— Your task —
Leave every picture out, and retype all the remaining records exactly.

====

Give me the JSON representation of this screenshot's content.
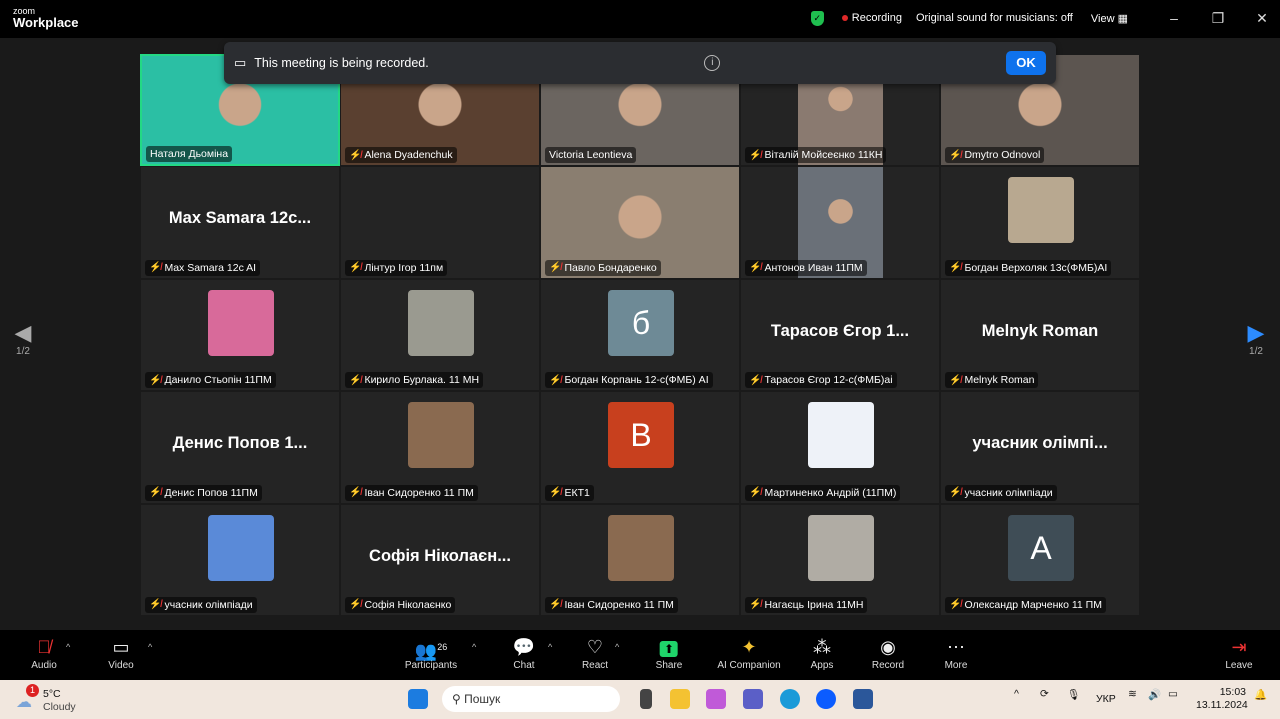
{
  "titlebar": {
    "logo_small": "zoom",
    "logo_big": "Workplace",
    "recording": "Recording",
    "original_sound": "Original sound for musicians: off",
    "view": "View"
  },
  "banner": {
    "message": "This meeting is being recorded.",
    "ok": "OK"
  },
  "pager": {
    "left": "1/2",
    "right": "1/2"
  },
  "tiles": [
    {
      "name": "Наталя Дьоміна",
      "type": "video",
      "color": "#2bbfa4",
      "muted": false,
      "active": true
    },
    {
      "name": "Alena Dyadenchuk",
      "type": "video",
      "color": "#5a4030",
      "muted": true
    },
    {
      "name": "Victoria Leontieva",
      "type": "video",
      "color": "#6b6560",
      "muted": false
    },
    {
      "name": "Віталій Мойсеєнко 11КН",
      "type": "portrait",
      "color": "#8a7a70",
      "muted": true
    },
    {
      "name": "Dmytro Odnovol",
      "type": "video",
      "color": "#5c5550",
      "muted": true
    },
    {
      "name": "Max Samara 12c AI",
      "type": "text",
      "label": "Max Samara 12c...",
      "muted": true
    },
    {
      "name": "Лінтур Ігор 11пм",
      "type": "blank",
      "muted": true
    },
    {
      "name": "Павло Бондаренко",
      "type": "video",
      "color": "#8a7e70",
      "muted": true
    },
    {
      "name": "Антонов Иван 11ПМ",
      "type": "portrait",
      "color": "#6a7078",
      "muted": true
    },
    {
      "name": "Богдан Верхоляк 13с(ФМБ)AI",
      "type": "avatar",
      "color": "#b8a890",
      "muted": true
    },
    {
      "name": "Данило Стьопін 11ПМ",
      "type": "avatar",
      "color": "#d86a9a",
      "muted": true
    },
    {
      "name": "Кирило Бурлака. 11 МН",
      "type": "avatar",
      "color": "#9a9a90",
      "muted": true
    },
    {
      "name": "Богдан Корпань 12-с(ФМБ) AI",
      "type": "letter",
      "label": "б",
      "color": "#6e8a96",
      "muted": true
    },
    {
      "name": "Тарасов Єгор 12-с(ФМБ)ai",
      "type": "text",
      "label": "Тарасов Єгор 1...",
      "muted": true
    },
    {
      "name": "Melnyk Roman",
      "type": "text",
      "label": "Melnyk Roman",
      "muted": true
    },
    {
      "name": "Денис Попов 11ПМ",
      "type": "text",
      "label": "Денис Попов 1...",
      "muted": true
    },
    {
      "name": "Іван Сидоренко 11 ПМ",
      "type": "avatar",
      "color": "#8a6a50",
      "muted": true
    },
    {
      "name": "ЕКТ1",
      "type": "letter",
      "label": "B",
      "color": "#c8401e",
      "muted": true
    },
    {
      "name": "Мартиненко Андрій (11ПМ)",
      "type": "avatar",
      "color": "#eef2f8",
      "muted": true
    },
    {
      "name": "учасник олімпіади",
      "type": "text",
      "label": "учасник олімпі...",
      "muted": true
    },
    {
      "name": "учасник олімпіади",
      "type": "avatar",
      "color": "#5a8ad8",
      "muted": true
    },
    {
      "name": "Софія Ніколаєнко",
      "type": "text",
      "label": "Софія Ніколаєн...",
      "muted": true
    },
    {
      "name": "Іван Сидоренко 11 ПМ",
      "type": "avatar",
      "color": "#8a6a50",
      "muted": true
    },
    {
      "name": "Нагаєць Ірина 11МН",
      "type": "avatar",
      "color": "#b0aca4",
      "muted": true
    },
    {
      "name": "Олександр Марченко 11 ПМ",
      "type": "letter",
      "label": "A",
      "color": "#3f4d56",
      "muted": true
    }
  ],
  "toolbar": {
    "audio": "Audio",
    "video": "Video",
    "participants": "Participants",
    "participants_count": "26",
    "chat": "Chat",
    "react": "React",
    "share": "Share",
    "ai": "AI Companion",
    "apps": "Apps",
    "record": "Record",
    "more": "More",
    "leave": "Leave"
  },
  "taskbar": {
    "weather_badge": "1",
    "temp": "5°C",
    "weather": "Cloudy",
    "search_placeholder": "Пошук",
    "lang": "УКР",
    "time": "15:03",
    "date": "13.11.2024"
  }
}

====

— Answer box —
Give me the JSON representation of this screenshot's content.
{
  "titlebar": {
    "logo_small": "zoom",
    "logo_big": "Workplace",
    "recording": "Recording",
    "original_sound": "Original sound for musicians: off",
    "view": "View"
  },
  "banner": {
    "message": "This meeting is being recorded.",
    "ok": "OK"
  },
  "pager": {
    "left": "1/2",
    "right": "1/2"
  },
  "tiles": [
    {
      "name": "Наталя Дьоміна",
      "type": "video",
      "color": "#2bbfa4",
      "muted": false,
      "active": true
    },
    {
      "name": "Alena Dyadenchuk",
      "type": "video",
      "color": "#5a4030",
      "muted": true
    },
    {
      "name": "Victoria Leontieva",
      "type": "video",
      "color": "#6b6560",
      "muted": false
    },
    {
      "name": "Віталій Мойсеєнко 11КН",
      "type": "portrait",
      "color": "#8a7a70",
      "muted": true
    },
    {
      "name": "Dmytro Odnovol",
      "type": "video",
      "color": "#5c5550",
      "muted": true
    },
    {
      "name": "Max Samara 12c AI",
      "type": "text",
      "label": "Max Samara 12c...",
      "muted": true
    },
    {
      "name": "Лінтур Ігор 11пм",
      "type": "blank",
      "muted": true
    },
    {
      "name": "Павло Бондаренко",
      "type": "video",
      "color": "#8a7e70",
      "muted": true
    },
    {
      "name": "Антонов Иван 11ПМ",
      "type": "portrait",
      "color": "#6a7078",
      "muted": true
    },
    {
      "name": "Богдан Верхоляк 13с(ФМБ)AI",
      "type": "avatar",
      "color": "#b8a890",
      "muted": true
    },
    {
      "name": "Данило Стьопін 11ПМ",
      "type": "avatar",
      "color": "#d86a9a",
      "muted": true
    },
    {
      "name": "Кирило Бурлака. 11 МН",
      "type": "avatar",
      "color": "#9a9a90",
      "muted": true
    },
    {
      "name": "Богдан Корпань 12-с(ФМБ) AI",
      "type": "letter",
      "label": "б",
      "color": "#6e8a96",
      "muted": true
    },
    {
      "name": "Тарасов Єгор 12-с(ФМБ)ai",
      "type": "text",
      "label": "Тарасов Єгор 1...",
      "muted": true
    },
    {
      "name": "Melnyk Roman",
      "type": "text",
      "label": "Melnyk Roman",
      "muted": true
    },
    {
      "name": "Денис Попов 11ПМ",
      "type": "text",
      "label": "Денис Попов 1...",
      "muted": true
    },
    {
      "name": "Іван Сидоренко 11 ПМ",
      "type": "avatar",
      "color": "#8a6a50",
      "muted": true
    },
    {
      "name": "ЕКТ1",
      "type": "letter",
      "label": "B",
      "color": "#c8401e",
      "muted": true
    },
    {
      "name": "Мартиненко Андрій (11ПМ)",
      "type": "avatar",
      "color": "#eef2f8",
      "muted": true
    },
    {
      "name": "учасник олімпіади",
      "type": "text",
      "label": "учасник олімпі...",
      "muted": true
    },
    {
      "name": "учасник олімпіади",
      "type": "avatar",
      "color": "#5a8ad8",
      "muted": true
    },
    {
      "name": "Софія Ніколаєнко",
      "type": "text",
      "label": "Софія Ніколаєн...",
      "muted": true
    },
    {
      "name": "Іван Сидоренко 11 ПМ",
      "type": "avatar",
      "color": "#8a6a50",
      "muted": true
    },
    {
      "name": "Нагаєць Ірина 11МН",
      "type": "avatar",
      "color": "#b0aca4",
      "muted": true
    },
    {
      "name": "Олександр Марченко 11 ПМ",
      "type": "letter",
      "label": "A",
      "color": "#3f4d56",
      "muted": true
    }
  ],
  "toolbar": {
    "audio": "Audio",
    "video": "Video",
    "participants": "Participants",
    "participants_count": "26",
    "chat": "Chat",
    "react": "React",
    "share": "Share",
    "ai": "AI Companion",
    "apps": "Apps",
    "record": "Record",
    "more": "More",
    "leave": "Leave"
  },
  "taskbar": {
    "weather_badge": "1",
    "temp": "5°C",
    "weather": "Cloudy",
    "search_placeholder": "Пошук",
    "lang": "УКР",
    "time": "15:03",
    "date": "13.11.2024"
  }
}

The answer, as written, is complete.